The New York department’s Mark Greene, a supervising actuary, expressed concern that reinsurance transactions are based on models that companies themselves may not fully understand. It adds an extra responsibility for regulators to get their arms around these transactions to see if they are sound, he continued.
But Wallace countered, that right now companies are free to enter treaties and manage risks that may not be fully known, such as how policyholders will behave.
Sheldon Summers, a California regulator and actuary, said that when PBR and the Valuation Manual are put in place, he would like to see new reinsurance agreements that increase risk management possibilities made available as long as there is a risk transfer.
A Feb. 5 discussion of a draft of a new SVL model focused on a number of issues including not making the law so encompassing that it would bring in non-life companies and what should be the qualifications of an actuary opining on the financial health of an insurer.
New York’s Fenwick said in her state language would be supported that would require an actuary to have an FSA or ASA designation.
Another issue both Fenwick and Kerry Krantz, a Florida regulator, raised was the retention of an actuarial solvency certification by a domestic state that could be used by non-domestic states. Krantz said he wondered whether members of the NAIC’s executive committee who might rely on the certification were aware that it was being removed.
In a separate letter, Fenwick also outlined some of the other points that are important to New York regulators. She noted that the SVL should provide detail for the general reserve methodology, reassert the need to retain commissioner authority, and include a penalty for a company that intentionally sets reserves lower than what they should be.
Both the ACLI and the Affordable Life Insurance Alliance, Washington, raised concern about proposed broad language using the word ‘company’ rather than the term ‘life insurer’ citing concern that it would raise objections from non-life companies and slow down the project.
The issue did come up on the call and regulators deleted the term life insurance for one amendment so that other types of companies could be included.
Concern for small companies was raised in a written comment submitted by Donald Walker, a life actuary with Farm Bureau Life Ins. Co. of Michigan in Lansing. While he applauded single-state exemptions from some PBR requirements, he noted that other small companies with limited resources may operate in more than one state.

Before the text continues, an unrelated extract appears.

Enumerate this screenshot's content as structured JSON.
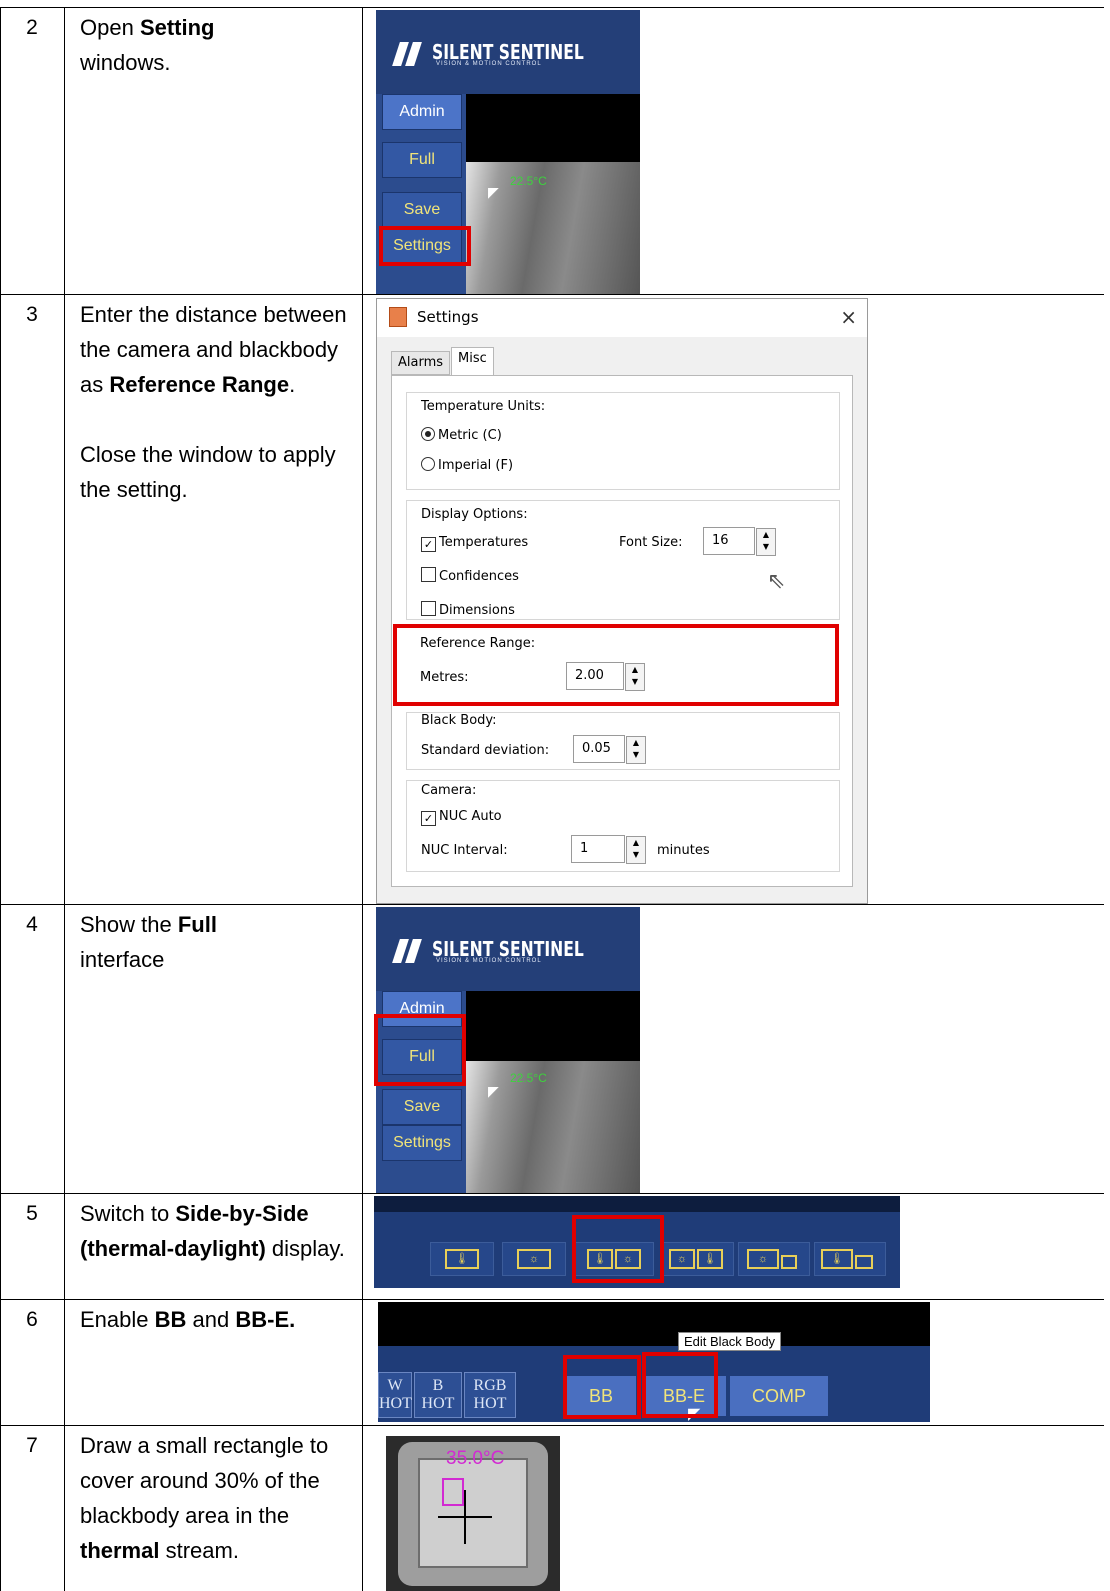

And, he added, the changes in the SVL and PBR have a “lack of utility for companies that are not writing the more exotic lines of business.”